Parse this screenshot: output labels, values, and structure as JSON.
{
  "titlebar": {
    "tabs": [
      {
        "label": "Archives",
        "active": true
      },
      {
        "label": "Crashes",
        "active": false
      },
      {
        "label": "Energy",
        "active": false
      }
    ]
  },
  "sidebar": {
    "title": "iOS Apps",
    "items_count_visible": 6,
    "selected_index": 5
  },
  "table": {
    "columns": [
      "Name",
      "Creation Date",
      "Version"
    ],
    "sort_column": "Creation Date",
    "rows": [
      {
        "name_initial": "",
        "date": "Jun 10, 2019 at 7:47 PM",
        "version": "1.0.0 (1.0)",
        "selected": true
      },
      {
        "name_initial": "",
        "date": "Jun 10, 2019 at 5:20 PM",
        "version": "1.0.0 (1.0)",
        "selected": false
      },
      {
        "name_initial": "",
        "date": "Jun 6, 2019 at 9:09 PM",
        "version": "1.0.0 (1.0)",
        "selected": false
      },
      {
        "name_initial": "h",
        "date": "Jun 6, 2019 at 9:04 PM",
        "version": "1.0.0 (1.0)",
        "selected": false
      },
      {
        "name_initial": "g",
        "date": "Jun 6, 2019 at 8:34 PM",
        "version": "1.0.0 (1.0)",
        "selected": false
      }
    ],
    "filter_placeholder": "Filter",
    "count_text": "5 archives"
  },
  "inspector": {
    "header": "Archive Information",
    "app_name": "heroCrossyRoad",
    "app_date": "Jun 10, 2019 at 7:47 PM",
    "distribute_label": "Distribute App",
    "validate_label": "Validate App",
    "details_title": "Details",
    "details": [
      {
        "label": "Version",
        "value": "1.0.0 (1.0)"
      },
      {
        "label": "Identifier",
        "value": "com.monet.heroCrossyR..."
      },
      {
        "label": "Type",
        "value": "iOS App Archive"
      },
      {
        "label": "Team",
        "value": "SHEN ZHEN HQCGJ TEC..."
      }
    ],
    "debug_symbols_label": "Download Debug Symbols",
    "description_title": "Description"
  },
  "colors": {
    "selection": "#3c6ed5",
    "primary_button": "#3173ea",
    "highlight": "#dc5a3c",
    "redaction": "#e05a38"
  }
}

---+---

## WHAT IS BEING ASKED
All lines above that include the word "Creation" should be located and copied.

## ANSWER
      "Creation Date",
    "sort_column": "Creation Date",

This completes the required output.